tweeted this article. It's from a couple months ago, but it is dense with information and worth a look. Some interesting tidbits:
"In the first quarter of 2015, Netflix’s 41M US accounts averaged nearly 2 hours of video on the service each day – making the “network” bigger than two of the four major US broadcasters and twice as large as the largest cable network."
Quoting the Hollywood Reporter:
“Let’s say you had a show where 80 percent of the people you show it to think it’s pretty good. They might watch it, but none of those people think it’s a great show nor is it their favorite show.

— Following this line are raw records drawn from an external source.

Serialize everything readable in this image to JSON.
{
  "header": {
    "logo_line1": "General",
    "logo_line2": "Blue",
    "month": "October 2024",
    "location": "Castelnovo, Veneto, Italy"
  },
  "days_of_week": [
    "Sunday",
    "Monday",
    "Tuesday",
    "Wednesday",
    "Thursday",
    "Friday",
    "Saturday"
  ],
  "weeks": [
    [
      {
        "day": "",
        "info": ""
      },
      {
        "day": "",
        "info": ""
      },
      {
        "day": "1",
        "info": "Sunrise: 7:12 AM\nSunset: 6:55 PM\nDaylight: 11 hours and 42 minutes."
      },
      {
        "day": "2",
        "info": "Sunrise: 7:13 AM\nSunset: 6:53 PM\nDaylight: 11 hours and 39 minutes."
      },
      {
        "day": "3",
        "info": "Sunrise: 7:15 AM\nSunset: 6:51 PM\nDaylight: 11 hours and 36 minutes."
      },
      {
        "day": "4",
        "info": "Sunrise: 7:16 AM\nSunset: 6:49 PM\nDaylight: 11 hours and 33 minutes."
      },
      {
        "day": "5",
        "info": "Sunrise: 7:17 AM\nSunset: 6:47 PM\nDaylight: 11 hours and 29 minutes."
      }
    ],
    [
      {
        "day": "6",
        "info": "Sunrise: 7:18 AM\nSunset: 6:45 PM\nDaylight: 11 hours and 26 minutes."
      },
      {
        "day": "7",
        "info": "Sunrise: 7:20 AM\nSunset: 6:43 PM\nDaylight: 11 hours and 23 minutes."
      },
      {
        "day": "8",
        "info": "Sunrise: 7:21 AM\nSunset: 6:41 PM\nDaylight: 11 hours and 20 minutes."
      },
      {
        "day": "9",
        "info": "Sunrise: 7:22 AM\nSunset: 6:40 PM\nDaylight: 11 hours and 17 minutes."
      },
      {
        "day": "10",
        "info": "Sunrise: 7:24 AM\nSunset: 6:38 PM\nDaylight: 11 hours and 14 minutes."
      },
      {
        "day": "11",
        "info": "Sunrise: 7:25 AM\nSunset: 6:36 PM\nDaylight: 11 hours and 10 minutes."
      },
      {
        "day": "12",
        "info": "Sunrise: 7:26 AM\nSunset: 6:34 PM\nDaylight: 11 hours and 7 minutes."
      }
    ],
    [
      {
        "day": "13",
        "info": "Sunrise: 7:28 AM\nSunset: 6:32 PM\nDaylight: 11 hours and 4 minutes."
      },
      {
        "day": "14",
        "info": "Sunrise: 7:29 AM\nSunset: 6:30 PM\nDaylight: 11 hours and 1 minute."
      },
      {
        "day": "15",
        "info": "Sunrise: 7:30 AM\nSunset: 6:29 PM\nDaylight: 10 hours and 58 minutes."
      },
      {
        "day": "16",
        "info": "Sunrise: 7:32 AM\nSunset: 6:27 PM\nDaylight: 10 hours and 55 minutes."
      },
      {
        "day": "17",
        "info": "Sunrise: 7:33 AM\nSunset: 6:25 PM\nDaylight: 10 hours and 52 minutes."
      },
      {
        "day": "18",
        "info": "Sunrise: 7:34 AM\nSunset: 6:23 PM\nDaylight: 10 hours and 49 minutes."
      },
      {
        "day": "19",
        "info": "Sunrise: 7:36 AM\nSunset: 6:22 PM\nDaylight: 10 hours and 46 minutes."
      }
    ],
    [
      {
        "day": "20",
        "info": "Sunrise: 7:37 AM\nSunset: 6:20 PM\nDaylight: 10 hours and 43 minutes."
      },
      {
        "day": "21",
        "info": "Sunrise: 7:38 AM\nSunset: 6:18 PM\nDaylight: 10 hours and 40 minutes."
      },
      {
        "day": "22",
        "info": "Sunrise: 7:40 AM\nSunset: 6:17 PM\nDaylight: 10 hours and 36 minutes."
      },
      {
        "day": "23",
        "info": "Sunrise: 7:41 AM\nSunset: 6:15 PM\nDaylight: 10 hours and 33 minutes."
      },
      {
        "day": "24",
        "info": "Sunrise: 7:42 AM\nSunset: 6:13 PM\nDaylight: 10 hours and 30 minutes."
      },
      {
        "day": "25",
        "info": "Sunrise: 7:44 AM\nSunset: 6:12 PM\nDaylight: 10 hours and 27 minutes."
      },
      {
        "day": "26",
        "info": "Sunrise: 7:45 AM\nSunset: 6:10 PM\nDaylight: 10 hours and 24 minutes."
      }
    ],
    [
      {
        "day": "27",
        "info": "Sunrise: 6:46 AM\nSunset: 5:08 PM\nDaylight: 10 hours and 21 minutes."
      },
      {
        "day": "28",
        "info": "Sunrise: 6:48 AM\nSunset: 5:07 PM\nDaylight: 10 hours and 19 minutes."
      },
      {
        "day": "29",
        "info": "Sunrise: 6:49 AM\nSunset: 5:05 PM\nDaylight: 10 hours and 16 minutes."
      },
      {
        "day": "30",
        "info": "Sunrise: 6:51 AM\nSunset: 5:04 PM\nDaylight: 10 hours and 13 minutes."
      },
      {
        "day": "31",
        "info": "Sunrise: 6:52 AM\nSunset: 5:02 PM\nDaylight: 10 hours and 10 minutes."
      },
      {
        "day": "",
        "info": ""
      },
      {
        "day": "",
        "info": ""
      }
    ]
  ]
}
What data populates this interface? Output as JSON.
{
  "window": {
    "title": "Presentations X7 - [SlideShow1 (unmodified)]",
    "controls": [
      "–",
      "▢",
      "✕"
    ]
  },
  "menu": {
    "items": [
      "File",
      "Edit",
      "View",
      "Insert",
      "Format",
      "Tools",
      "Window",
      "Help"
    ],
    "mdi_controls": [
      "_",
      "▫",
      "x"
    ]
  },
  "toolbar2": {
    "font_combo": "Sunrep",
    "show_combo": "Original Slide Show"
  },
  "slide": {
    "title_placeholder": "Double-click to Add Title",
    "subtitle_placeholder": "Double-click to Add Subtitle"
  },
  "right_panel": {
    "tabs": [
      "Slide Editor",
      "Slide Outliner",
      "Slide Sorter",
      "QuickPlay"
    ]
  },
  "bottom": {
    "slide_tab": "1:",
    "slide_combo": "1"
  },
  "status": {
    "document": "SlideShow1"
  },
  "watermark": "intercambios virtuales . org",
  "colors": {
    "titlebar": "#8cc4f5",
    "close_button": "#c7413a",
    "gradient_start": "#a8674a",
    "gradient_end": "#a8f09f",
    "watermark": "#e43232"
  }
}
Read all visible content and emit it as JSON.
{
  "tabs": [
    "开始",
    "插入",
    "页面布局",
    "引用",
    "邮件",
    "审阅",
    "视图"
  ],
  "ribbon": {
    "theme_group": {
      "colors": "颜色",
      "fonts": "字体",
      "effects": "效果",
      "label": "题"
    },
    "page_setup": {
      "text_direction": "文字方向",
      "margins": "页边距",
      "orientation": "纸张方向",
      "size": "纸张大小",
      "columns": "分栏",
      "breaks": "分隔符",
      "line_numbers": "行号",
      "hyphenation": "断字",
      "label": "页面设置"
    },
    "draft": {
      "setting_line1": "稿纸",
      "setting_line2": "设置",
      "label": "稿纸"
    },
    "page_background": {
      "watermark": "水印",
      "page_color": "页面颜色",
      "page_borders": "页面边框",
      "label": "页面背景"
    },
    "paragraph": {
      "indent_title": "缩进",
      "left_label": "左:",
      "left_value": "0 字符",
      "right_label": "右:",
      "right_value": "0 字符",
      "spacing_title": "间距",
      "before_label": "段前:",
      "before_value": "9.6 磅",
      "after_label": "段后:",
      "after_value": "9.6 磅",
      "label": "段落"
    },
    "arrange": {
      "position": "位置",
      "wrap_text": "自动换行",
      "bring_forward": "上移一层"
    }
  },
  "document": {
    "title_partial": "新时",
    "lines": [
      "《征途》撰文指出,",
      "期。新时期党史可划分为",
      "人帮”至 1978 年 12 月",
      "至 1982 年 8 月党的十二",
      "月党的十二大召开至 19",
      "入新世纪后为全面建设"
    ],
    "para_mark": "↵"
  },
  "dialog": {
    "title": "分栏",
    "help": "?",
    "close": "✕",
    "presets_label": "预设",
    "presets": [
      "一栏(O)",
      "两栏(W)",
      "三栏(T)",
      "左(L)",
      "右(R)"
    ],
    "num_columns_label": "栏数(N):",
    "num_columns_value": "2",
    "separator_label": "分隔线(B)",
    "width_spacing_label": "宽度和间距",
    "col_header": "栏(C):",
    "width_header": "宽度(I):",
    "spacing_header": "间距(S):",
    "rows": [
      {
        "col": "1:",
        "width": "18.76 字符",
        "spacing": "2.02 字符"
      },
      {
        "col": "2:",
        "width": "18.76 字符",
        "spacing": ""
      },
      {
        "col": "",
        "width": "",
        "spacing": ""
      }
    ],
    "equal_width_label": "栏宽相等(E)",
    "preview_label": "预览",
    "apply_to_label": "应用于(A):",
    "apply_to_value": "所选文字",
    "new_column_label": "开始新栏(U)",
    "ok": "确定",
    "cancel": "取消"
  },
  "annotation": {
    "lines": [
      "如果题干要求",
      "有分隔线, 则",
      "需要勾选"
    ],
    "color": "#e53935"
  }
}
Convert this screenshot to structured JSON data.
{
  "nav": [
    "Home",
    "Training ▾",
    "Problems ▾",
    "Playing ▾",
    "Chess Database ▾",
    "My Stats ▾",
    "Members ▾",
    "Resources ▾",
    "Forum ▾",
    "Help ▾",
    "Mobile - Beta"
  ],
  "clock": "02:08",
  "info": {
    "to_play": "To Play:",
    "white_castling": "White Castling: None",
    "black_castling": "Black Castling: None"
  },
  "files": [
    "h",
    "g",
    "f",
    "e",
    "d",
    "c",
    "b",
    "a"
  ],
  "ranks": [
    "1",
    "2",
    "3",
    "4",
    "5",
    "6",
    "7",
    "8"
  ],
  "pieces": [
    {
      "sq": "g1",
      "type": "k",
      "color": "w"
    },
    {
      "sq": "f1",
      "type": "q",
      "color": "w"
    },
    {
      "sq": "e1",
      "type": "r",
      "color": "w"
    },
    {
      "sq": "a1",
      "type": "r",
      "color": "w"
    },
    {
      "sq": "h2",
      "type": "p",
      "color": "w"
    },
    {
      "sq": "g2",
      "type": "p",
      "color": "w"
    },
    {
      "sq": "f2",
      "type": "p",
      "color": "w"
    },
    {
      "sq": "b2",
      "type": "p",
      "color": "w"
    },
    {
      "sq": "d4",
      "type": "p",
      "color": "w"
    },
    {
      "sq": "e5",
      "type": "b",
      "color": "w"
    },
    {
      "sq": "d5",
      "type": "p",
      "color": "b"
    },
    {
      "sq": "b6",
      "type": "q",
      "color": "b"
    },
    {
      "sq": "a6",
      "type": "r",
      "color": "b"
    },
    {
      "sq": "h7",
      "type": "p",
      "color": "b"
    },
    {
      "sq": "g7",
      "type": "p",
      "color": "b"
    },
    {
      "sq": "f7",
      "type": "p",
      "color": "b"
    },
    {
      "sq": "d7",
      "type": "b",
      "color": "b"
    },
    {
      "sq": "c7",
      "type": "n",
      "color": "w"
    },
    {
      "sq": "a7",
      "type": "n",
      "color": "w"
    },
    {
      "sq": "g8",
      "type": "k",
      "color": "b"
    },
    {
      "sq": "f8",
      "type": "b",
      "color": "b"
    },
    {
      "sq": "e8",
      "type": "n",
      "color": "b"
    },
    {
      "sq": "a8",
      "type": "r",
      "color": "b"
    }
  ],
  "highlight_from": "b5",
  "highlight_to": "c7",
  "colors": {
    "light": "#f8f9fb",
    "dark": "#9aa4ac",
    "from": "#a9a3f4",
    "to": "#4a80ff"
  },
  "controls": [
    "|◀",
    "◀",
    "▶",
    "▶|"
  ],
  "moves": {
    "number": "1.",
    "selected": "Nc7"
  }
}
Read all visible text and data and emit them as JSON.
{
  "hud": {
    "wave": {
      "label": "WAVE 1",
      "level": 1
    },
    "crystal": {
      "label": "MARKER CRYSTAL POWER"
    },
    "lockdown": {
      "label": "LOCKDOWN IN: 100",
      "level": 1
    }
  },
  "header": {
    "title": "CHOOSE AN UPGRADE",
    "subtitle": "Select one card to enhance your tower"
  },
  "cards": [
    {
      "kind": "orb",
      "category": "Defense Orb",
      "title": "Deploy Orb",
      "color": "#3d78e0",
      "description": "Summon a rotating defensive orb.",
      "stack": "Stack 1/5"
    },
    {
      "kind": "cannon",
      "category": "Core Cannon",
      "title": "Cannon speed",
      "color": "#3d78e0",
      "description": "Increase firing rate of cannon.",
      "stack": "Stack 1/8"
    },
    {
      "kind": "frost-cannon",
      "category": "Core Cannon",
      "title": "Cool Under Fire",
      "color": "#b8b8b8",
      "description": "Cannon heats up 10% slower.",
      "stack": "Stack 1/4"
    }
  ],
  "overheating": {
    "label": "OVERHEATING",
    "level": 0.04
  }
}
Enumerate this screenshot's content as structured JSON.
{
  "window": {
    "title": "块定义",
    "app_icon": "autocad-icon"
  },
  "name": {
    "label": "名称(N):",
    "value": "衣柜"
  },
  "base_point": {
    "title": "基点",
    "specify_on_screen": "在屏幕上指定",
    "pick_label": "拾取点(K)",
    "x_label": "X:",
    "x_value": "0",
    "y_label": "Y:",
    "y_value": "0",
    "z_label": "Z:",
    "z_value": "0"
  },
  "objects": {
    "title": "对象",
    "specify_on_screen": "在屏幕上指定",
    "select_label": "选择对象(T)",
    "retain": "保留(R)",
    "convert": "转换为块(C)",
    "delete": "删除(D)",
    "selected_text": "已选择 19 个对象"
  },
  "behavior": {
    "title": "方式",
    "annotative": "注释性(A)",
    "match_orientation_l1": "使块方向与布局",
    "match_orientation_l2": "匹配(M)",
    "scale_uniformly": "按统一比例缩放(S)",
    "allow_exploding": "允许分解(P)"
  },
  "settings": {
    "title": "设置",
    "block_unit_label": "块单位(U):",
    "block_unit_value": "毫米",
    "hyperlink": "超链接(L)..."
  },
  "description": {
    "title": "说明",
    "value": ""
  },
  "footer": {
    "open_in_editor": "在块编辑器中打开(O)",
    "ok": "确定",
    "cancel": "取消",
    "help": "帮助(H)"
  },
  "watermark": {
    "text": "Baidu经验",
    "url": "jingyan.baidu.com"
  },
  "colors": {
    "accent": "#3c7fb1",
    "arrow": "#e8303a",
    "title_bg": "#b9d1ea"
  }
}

But then you have another show where only 30 percent of people like it. For every single one of them, they’re going to watch every single episode and they love it. Well, in an on-demand world, show No. 2 is more valuable.”
And a whole section on original television series: "...the heightened competition in original series has increased both the risk and the costs involved with the content form. ... To secure the best series, networks have also been forced to significantly increase their bids and commitments ...As a result, it’s not uncommon for networks to renew shows before their pilot has even aired – thereby increasing downside risk considerably."
And: "Many of today’s original series are being cancelled not because they aren’t good enough or because there’s too much out there, but because the industry’s business models and metrics haven’t been updated to the on-demand, non-linear era. Until that changes, cancellation rates will only get worse."